Given information ::

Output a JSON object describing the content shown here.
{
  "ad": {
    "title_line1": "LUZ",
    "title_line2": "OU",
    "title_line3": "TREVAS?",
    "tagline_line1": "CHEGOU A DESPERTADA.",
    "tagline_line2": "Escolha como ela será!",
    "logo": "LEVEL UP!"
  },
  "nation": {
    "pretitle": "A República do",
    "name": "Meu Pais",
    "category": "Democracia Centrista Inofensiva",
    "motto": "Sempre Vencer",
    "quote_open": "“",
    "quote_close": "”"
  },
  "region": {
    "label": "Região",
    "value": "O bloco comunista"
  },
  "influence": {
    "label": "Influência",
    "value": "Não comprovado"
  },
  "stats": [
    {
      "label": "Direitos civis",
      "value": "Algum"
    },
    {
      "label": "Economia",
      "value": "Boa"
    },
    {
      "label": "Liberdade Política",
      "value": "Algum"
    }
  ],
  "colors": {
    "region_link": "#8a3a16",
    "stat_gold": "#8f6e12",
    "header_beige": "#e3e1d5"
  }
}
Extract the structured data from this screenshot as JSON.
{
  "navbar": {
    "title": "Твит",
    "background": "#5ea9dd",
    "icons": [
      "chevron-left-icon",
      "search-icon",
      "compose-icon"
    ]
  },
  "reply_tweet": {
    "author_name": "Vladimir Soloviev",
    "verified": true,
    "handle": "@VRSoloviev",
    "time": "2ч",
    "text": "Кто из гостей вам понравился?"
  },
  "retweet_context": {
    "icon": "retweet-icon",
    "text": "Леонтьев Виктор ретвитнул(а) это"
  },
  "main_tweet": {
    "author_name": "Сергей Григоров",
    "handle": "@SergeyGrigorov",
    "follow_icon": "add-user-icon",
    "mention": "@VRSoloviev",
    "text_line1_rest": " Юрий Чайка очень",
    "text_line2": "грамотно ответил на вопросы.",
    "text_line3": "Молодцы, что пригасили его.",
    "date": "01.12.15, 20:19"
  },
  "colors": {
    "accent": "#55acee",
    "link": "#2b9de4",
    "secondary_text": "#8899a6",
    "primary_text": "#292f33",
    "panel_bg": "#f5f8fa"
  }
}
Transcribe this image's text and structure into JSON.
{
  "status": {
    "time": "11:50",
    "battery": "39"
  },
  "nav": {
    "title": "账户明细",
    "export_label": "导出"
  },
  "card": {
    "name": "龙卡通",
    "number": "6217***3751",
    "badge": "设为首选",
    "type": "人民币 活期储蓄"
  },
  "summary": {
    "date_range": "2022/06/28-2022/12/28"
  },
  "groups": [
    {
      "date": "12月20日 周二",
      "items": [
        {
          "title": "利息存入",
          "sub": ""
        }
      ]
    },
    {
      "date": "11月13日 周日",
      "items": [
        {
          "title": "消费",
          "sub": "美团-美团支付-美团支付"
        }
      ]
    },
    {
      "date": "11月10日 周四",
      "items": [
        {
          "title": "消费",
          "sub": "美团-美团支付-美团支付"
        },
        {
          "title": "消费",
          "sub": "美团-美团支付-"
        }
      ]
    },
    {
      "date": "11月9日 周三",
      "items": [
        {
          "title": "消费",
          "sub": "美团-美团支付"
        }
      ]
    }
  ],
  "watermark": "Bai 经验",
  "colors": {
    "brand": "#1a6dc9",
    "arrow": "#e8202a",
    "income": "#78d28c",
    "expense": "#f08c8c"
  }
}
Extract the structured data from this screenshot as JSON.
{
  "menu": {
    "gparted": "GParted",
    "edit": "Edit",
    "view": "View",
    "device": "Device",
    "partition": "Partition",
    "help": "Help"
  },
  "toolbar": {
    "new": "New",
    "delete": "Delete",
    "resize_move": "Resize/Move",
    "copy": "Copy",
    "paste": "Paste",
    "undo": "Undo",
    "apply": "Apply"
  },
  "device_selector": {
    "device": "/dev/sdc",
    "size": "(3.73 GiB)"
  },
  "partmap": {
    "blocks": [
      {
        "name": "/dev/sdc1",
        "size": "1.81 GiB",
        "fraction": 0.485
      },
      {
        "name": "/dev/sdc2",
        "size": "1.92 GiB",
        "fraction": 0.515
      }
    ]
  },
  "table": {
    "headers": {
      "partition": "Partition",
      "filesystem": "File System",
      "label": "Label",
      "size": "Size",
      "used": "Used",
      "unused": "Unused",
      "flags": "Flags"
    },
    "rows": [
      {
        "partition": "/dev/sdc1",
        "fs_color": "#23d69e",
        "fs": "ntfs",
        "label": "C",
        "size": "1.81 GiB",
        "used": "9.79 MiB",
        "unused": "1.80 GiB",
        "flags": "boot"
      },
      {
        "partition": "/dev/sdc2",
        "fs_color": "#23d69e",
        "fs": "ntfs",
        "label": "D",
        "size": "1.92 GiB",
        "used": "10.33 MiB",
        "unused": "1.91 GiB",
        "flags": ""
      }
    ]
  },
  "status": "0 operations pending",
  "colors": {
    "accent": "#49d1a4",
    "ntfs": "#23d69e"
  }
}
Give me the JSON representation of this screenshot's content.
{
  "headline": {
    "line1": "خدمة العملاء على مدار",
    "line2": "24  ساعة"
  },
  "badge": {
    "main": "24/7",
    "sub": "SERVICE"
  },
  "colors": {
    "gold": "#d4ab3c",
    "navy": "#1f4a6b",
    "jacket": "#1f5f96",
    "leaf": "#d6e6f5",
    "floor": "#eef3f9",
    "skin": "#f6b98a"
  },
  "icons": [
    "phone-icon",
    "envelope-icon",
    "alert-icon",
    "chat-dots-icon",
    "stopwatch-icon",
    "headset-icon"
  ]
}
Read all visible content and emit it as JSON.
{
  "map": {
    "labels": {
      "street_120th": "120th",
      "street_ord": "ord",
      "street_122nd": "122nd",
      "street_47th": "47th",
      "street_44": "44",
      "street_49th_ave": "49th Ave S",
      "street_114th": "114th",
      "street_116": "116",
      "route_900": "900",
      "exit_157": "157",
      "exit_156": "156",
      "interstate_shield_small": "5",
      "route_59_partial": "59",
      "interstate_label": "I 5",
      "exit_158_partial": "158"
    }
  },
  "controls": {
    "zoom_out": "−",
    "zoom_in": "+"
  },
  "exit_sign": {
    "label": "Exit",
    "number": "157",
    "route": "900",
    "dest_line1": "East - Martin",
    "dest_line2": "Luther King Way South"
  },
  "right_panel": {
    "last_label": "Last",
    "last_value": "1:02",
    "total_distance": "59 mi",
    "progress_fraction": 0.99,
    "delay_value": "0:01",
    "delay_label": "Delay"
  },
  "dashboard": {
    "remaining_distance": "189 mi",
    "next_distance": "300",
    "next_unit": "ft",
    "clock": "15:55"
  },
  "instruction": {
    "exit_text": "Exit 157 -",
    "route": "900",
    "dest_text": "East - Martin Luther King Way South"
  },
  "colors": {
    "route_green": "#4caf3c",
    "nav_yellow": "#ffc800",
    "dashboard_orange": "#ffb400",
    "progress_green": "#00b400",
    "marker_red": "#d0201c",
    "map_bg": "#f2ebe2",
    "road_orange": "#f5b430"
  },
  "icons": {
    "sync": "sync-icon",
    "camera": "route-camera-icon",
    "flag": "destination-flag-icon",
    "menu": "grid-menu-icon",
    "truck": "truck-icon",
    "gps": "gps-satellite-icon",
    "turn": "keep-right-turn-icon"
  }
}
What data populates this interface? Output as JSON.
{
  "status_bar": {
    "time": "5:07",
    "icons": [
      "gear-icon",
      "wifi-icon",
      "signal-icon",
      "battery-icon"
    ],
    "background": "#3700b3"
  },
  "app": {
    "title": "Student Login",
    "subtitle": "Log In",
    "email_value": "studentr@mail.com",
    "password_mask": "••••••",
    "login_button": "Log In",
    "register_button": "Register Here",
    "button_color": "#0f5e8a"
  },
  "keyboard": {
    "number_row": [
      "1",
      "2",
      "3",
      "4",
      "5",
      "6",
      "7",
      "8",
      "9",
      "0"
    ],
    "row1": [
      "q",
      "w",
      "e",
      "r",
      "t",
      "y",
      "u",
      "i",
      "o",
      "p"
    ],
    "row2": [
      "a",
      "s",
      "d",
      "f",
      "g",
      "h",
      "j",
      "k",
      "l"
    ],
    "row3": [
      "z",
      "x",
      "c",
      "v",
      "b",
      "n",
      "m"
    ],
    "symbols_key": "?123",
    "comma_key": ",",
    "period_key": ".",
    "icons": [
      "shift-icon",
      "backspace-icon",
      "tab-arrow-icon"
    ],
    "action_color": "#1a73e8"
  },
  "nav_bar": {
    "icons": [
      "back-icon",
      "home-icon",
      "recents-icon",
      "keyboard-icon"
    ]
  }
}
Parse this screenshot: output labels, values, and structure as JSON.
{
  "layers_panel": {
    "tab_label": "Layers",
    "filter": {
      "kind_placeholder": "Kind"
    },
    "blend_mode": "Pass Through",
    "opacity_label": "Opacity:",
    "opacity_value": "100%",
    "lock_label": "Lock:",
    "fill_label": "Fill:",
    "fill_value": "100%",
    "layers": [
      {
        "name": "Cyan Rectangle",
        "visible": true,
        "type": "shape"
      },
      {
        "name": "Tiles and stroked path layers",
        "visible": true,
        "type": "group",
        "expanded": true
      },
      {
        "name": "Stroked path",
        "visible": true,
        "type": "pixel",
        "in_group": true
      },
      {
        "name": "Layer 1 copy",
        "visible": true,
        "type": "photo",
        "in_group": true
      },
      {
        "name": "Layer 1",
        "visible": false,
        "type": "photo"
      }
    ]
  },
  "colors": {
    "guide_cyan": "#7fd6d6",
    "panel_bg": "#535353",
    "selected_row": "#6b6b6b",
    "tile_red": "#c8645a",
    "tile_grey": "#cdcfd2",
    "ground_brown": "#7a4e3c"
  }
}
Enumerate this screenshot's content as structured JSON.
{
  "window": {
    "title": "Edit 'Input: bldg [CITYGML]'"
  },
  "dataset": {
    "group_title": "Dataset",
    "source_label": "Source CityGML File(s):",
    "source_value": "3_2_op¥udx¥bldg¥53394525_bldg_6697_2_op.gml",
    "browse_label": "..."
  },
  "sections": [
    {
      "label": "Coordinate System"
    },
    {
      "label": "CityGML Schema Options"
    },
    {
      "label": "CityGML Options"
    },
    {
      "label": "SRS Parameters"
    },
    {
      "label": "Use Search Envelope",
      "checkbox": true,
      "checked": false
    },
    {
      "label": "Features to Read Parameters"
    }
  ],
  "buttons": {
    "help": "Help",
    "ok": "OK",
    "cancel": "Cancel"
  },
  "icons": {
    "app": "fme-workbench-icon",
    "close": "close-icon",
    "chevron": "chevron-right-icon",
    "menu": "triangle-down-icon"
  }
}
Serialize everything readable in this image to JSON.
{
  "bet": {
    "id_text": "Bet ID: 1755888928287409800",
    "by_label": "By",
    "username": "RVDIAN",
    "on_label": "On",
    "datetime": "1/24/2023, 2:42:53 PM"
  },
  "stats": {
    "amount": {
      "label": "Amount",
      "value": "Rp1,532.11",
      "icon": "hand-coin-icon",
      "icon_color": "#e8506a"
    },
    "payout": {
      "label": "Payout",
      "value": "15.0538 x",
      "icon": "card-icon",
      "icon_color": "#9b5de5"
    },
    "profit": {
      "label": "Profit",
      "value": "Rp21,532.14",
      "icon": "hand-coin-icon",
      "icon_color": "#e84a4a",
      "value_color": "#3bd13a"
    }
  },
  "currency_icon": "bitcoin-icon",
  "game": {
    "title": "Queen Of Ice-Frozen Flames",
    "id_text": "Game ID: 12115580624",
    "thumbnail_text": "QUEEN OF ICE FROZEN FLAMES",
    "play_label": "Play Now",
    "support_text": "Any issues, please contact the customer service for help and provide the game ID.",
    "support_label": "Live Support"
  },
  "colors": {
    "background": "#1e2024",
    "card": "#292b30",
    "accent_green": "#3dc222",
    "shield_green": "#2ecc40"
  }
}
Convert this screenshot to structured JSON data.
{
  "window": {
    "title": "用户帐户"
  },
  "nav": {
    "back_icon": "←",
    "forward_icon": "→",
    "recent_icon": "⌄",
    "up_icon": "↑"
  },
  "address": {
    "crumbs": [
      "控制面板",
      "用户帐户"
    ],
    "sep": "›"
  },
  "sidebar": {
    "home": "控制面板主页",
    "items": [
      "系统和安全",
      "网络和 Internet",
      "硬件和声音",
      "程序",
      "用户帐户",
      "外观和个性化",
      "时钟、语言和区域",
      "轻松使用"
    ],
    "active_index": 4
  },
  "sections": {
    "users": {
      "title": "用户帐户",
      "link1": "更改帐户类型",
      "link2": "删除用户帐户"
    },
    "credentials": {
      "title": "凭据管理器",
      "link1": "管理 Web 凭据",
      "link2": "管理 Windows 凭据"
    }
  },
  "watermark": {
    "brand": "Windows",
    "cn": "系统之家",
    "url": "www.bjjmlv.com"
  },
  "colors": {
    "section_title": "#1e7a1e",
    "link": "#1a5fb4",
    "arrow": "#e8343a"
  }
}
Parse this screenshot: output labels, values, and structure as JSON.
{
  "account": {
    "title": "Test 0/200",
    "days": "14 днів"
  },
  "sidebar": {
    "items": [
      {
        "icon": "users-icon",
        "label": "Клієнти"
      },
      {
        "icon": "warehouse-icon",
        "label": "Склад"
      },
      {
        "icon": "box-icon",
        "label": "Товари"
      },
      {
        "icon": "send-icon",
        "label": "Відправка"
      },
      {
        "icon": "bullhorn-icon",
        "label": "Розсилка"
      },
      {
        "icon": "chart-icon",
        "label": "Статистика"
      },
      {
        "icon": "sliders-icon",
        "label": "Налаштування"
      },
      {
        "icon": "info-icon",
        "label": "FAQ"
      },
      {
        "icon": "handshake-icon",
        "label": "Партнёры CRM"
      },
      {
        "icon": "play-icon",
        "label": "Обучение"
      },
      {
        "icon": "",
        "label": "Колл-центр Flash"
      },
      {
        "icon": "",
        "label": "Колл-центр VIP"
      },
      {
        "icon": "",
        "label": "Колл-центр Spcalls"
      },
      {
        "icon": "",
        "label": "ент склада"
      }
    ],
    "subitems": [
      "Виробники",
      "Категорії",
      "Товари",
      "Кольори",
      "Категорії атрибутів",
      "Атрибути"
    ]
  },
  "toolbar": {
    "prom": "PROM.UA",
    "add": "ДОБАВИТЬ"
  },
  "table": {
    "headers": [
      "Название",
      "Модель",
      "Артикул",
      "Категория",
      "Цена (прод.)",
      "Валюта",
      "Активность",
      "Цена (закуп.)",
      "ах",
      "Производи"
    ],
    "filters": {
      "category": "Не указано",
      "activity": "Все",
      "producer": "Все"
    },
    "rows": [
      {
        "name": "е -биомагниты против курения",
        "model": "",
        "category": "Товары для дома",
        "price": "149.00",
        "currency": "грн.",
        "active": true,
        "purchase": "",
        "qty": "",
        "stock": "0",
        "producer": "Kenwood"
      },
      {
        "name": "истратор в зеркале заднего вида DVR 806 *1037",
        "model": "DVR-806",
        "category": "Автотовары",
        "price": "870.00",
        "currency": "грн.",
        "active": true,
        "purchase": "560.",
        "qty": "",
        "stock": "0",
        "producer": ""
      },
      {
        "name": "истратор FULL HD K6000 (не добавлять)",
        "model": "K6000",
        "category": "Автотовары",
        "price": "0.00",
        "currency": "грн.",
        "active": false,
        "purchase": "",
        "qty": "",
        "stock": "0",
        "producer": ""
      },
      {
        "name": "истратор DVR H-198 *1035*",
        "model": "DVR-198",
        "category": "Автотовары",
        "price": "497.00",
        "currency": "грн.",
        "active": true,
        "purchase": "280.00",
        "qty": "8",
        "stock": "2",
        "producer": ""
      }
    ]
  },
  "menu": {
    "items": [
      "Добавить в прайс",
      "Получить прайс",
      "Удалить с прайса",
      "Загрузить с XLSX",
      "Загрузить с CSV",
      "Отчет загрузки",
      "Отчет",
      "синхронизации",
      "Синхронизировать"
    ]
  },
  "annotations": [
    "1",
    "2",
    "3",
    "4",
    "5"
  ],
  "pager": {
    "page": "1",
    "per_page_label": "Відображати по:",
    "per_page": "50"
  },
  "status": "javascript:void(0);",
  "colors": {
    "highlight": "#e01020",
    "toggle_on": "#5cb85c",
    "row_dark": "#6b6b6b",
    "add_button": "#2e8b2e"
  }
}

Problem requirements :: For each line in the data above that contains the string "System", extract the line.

Expected answer ::
      "filesystem": "File System",
      "label": "Coordinate System"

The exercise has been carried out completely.